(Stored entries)
====

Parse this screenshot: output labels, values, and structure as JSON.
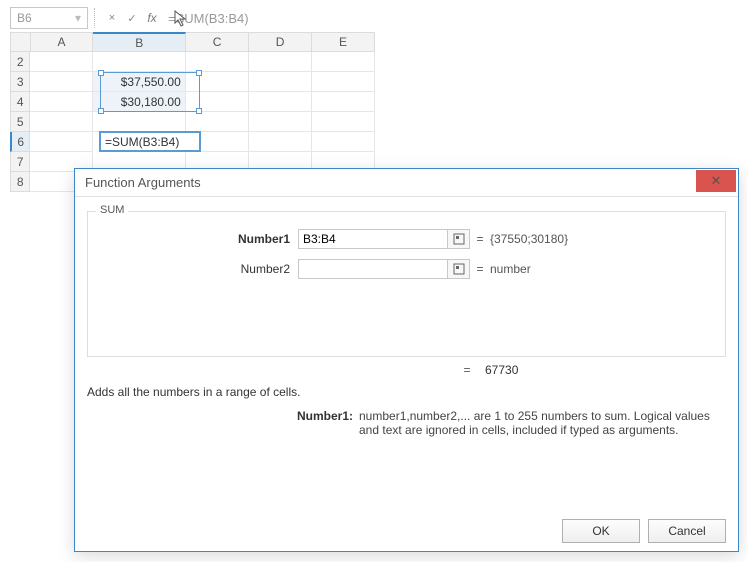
{
  "namebox": {
    "value": "B6"
  },
  "formula_bar": {
    "cancel_glyph": "×",
    "accept_glyph": "✓",
    "fx_label": "fx",
    "formula_text": "=SUM(B3:B4)"
  },
  "columns": [
    "A",
    "B",
    "C",
    "D",
    "E"
  ],
  "rows": [
    "2",
    "3",
    "4",
    "5",
    "6",
    "7",
    "8"
  ],
  "cells": {
    "B3": "$37,550.00",
    "B4": "$30,180.00",
    "B6": "=SUM(B3:B4)"
  },
  "dialog": {
    "title": "Function Arguments",
    "close_glyph": "✕",
    "function_name": "SUM",
    "args": [
      {
        "label": "Number1",
        "bold": true,
        "value": "B3:B4",
        "evaluated": "{37550;30180}"
      },
      {
        "label": "Number2",
        "bold": false,
        "value": "",
        "evaluated": "number"
      }
    ],
    "equals": "=",
    "result": "67730",
    "description": "Adds all the numbers in a range of cells.",
    "param_name": "Number1:",
    "param_text": "number1,number2,... are 1 to 255 numbers to sum. Logical values and text are ignored in cells, included if typed as arguments.",
    "ok_label": "OK",
    "cancel_label": "Cancel"
  }
}
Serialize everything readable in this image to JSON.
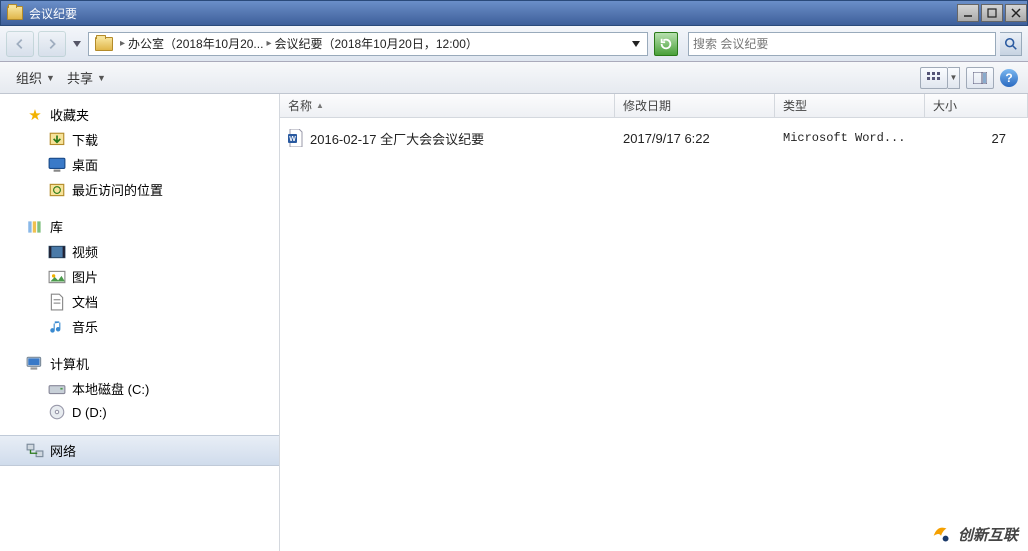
{
  "window": {
    "title": "会议纪要"
  },
  "breadcrumb": {
    "part1": "办公室（2018年10月20...",
    "part2": "会议纪要（2018年10月20日，12:00）"
  },
  "search": {
    "placeholder": "搜索 会议纪要"
  },
  "toolbar": {
    "organize": "组织",
    "share": "共享"
  },
  "sidebar": {
    "favorites": "收藏夹",
    "downloads": "下载",
    "desktop": "桌面",
    "recent": "最近访问的位置",
    "libraries": "库",
    "videos": "视频",
    "pictures": "图片",
    "documents": "文档",
    "music": "音乐",
    "computer": "计算机",
    "localdisk": "本地磁盘 (C:)",
    "ddrive": "D (D:)",
    "network": "网络"
  },
  "columns": {
    "name": "名称",
    "date": "修改日期",
    "type": "类型",
    "size": "大小"
  },
  "files": [
    {
      "name": "2016-02-17 全厂大会会议纪要",
      "date": "2017/9/17 6:22",
      "type": "Microsoft Word...",
      "size": "27"
    }
  ],
  "watermark": "创新互联"
}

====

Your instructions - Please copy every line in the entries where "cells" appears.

Output of the task -
  "cells": {
    "description": "Adds all the numbers in a range of cells.",
    "param_text": "number1,number2,... are 1 to 255 numbers to sum. Logical values and text are ignored in cells, included if typed as arguments.",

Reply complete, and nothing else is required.